As we stepped off the escalator and walked onto Peachtree Street, I was reminded of my first trip to Atlanta so many years ago. Our feet walked in staccato-paced steps as we inserted our bodies into the moving notes of the symphonic streets. The city wasn’t as vibrant as it felt that warm day in 1993. It was different. The people we encountered were moving in the same hurried manner of their predecessors, but they were headed to distinct places: Georgia State University, Centennial Olympic Park, CNN Center, or the restaurant strips that painted Peachtree Street. I considered the past and present status of the city and wondered what the future held. The monuments of the city cast shadows over us, as we crossed the street and made our way down Auburn Avenue.
-- Aretina Hamilton, Lab Atlanta faculty
Lab Atlanta faculty had the pleasure of hosting two phenomenal educators to work with us this past week: Diana Laufenberg, Executive Director of Inquiry Schools, and Carl Di Salvo, from Georgia Tech’s Public Design Workshop. Each week as we proceed, the pieces of the puzzles that make up Lab Atlanta continue to fall more auspiciously into place. Ms. Laufenberg issued a wonderful reminder to us in the design process to prioritize student learning over merely "schooling." In other words: to design units of learning to be done “by and with students” instead of “to and for students.”
Dr. Di Salvo visited us next to explicate the intricate process of public design, emphasizing the importance of creating and empowering “publics”--or communities of common interest formed around salient issues. He also shared his vision of a more grounded, circumscribed expectation for the outputs of public designers. Public designers work to uncover vexing issues, propose solutions, and create prototypes to solve “wicked problems.” But designers are not necessarily obliged to actually carry out those plans, DiSalvo notes. To illustrate, he used the instructive analogy of the process of designing a cup. Each physical characteristic of the cup (size, shape, color, etc.) would be the responsibility of the designer, but the actual fabrication of the cup would be left to a manufacturer. We often expect too much from public designers and their blueprints, he observes, while the construction of products and execution of ideas is often better left to others later on in the creative process.

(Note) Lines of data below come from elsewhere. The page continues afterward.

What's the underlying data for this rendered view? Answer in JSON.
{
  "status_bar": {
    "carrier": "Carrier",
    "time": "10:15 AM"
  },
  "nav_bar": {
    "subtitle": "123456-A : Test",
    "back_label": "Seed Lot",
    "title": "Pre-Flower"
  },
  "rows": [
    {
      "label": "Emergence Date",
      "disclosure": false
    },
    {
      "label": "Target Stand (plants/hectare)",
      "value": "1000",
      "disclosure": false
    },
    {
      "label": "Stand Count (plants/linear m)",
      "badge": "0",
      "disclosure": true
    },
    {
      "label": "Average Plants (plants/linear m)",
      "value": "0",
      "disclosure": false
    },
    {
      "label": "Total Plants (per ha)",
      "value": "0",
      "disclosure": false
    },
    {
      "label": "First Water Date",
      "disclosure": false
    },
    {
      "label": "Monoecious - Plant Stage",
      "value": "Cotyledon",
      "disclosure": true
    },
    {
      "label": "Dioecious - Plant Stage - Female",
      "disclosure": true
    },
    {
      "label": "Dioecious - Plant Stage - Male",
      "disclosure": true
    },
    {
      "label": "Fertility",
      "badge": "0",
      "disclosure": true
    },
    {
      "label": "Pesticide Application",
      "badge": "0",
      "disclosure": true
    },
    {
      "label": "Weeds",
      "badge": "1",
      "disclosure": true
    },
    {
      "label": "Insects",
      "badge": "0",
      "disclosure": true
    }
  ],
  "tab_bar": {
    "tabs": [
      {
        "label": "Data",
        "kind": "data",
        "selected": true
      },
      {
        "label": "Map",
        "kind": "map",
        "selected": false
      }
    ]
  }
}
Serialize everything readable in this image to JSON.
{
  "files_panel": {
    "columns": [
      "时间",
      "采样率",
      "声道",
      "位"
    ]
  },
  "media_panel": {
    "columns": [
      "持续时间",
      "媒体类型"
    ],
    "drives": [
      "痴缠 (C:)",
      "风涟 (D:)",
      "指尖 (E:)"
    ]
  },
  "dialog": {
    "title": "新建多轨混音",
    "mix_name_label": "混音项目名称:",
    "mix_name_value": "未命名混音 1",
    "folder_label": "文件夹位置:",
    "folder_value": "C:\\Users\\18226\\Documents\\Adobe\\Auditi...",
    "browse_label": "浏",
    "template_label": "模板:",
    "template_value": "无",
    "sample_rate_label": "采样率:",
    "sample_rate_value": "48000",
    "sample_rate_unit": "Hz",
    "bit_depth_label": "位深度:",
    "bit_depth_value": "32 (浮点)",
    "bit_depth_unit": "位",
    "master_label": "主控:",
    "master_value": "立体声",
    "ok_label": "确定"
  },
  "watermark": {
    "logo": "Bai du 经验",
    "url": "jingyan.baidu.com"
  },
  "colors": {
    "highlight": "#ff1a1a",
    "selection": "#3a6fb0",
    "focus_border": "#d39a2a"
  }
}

As we move forward with our own instructional design processes, we enjoy a great deal of support and enthusiasm for our program from our national and local community partners, like Diana and Carl. This encouragement has helped us to craft the Lab Atlanta semester as an innovative and creative set of interdisciplinary modules, alternating between experiential projects and inquiry-based seminars. As Diana put it, we are in the enviable position to really think outside the box. Coming mostly from traditional classrooms and conventional methods of planning and preparing ourselves, we are all looking forward to envisioning new ways of doing things. By maximizing the learning opportunities of our being in the heart of Midtown Atlanta, we can design experiential modules immersed in the issues pervading our city. To really get “outside the box” in these ways, we need to continue finding this sweet spot between learning and school. As each week goes by, we remain inspired by the abundant instructional resources we share, our talented faculty colleagues, and the generous runway we have, in the words of Sir Ken Robinson, “to create a culture for valuable learning.”